Court does not have federal question jurisdiction over this
matter. Although not alleged in her Notice of Removal, the
Magistrate Judge also considered whether the Court has
subject-matter jurisdiction based on diversity of
citizenship. The Magistrate Judge found that Defendant failed
to allege any facts to show that the parties' citizenship
is completely diverse, or that the amount in controversy
exceeds $75, 000. The Magistrate Judge concluded that the
Court does not have diversity jurisdiction over this matter
and that this case be remanded to the state court.
December 27, 2016, Defendant filed her Objections  to the
conducting a careful and complete review of the findings and
recommendations, a district judge may accept, reject, or
modify a magistrate judge's report and recommendation. 28
U.S.C. § 636(b)(1); Williams v. Wainwright, 681
F.2d 732 (11th Cir. 1982), cert. denied, 459 U.S.
1112 (1983). A district judge “shall make a de
novo determination of those portions of the report or
specified proposed findings or recommendations to which
objection is made.” 28 U.S.C. § 636(b)(1). With
respect to those findings and recommendations to which
objections have not been asserted, the Court must conduct a
plain error review of the record. United States v.

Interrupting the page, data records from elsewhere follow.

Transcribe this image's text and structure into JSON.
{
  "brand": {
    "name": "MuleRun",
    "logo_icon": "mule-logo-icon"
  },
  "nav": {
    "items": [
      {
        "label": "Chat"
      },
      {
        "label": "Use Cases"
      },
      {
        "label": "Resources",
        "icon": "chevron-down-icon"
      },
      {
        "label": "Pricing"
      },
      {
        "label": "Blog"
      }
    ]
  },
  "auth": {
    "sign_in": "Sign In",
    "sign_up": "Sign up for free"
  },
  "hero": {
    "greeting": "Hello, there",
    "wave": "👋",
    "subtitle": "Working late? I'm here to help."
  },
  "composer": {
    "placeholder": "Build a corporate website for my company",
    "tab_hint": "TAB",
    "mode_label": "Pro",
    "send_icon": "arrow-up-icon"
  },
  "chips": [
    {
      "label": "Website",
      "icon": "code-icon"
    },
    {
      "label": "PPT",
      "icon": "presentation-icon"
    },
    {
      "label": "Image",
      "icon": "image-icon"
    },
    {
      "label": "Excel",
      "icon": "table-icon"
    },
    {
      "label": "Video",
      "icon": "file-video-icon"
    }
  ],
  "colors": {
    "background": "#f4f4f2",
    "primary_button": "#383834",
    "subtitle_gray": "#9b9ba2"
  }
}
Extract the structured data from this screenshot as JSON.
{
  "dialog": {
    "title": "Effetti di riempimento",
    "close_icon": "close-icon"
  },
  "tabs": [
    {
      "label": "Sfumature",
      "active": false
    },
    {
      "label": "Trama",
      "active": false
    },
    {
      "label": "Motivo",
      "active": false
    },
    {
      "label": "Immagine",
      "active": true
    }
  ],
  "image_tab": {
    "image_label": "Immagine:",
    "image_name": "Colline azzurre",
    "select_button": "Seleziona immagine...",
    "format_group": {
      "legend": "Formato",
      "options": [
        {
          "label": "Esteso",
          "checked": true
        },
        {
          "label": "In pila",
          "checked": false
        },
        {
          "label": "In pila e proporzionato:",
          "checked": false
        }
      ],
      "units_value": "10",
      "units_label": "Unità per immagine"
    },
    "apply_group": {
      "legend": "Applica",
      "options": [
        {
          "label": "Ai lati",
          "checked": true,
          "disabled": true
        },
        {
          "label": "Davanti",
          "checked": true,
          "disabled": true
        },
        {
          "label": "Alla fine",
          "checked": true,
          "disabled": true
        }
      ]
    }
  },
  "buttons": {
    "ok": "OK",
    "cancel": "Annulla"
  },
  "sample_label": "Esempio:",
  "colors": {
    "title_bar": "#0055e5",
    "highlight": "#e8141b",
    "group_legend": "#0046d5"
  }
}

Slay, 714 F.2d 1093, 1095 (11th Cir. 1983), cert.
denied, 464 U.S. 1050 (1984).
Objections are conclusory and do not address the Magistrate
Judge's reasons for recommending remand. See Marsden
v. Moore, 847 F.2d 1536, 1548 (11th Cir. 1988)
(“Parties filing objections to a magistrate's
report and recommendation must specifically identify those
findings objected to. Frivolous, conclusive, or general
objections need not be considered by the district
court.”). These are not valid objections, and the Court
will not consider them. The Court reviews the R&R for
Magistrate Judge found that Plaintiff's Complaint does
not present a federal question and that the parties are not
diverse. The Court does not find any plain error in these
conclusions. It is well-settled that federal-question
jurisdiction exists only when a federal question is presented
on the face of a plaintiff's well-pleaded complaint and
that the assertions of defenses or counterclaims based on
federal law cannot confer federal question jurisdiction over
a cause of action. See Beneficial Nat'l Bank v.
Anderson, 539 U.S. 1, 6 (2003); Holmes Group, Inc.
v. Vornado Air Circulation Sys., Inc., 535 U.S. 826,
830-32 (2002). The record also does not show that Plaintiff
and Defendant are citizens of different states, or that the
amount in controversy exceeds the statutory threshold of $75,
000. See 28 U.S.C. § 1332(a); Fed. Home
Loan Mortg. Corp. v. Williams, Nos. 1:07-cv-2864-RWS,
1:07-cv-2865-RWS, 2008 WL 115096, at *2 (N.D.Ga. Jan. 29,
2008) (“[A] dispossessory proceeding under Georgia law
is not an ownership dispute, but rather only a dispute over
the limited right to possession, title to property is not at
issue and, accordingly, the removing Defendant may not rely
on the value of the property as a whole to satisfy the amount
in controversy requirement.”).
the Court lacks both federal question and diversity
jurisdiction, the Magistrate Judge recommended that this
action be remanded to the magistrate court. See 28
U.S.C. § 1447(c) (“If at any time before final
judgment it appears that the district court lacks subject
matter jurisdiction, the case shall be remanded.”).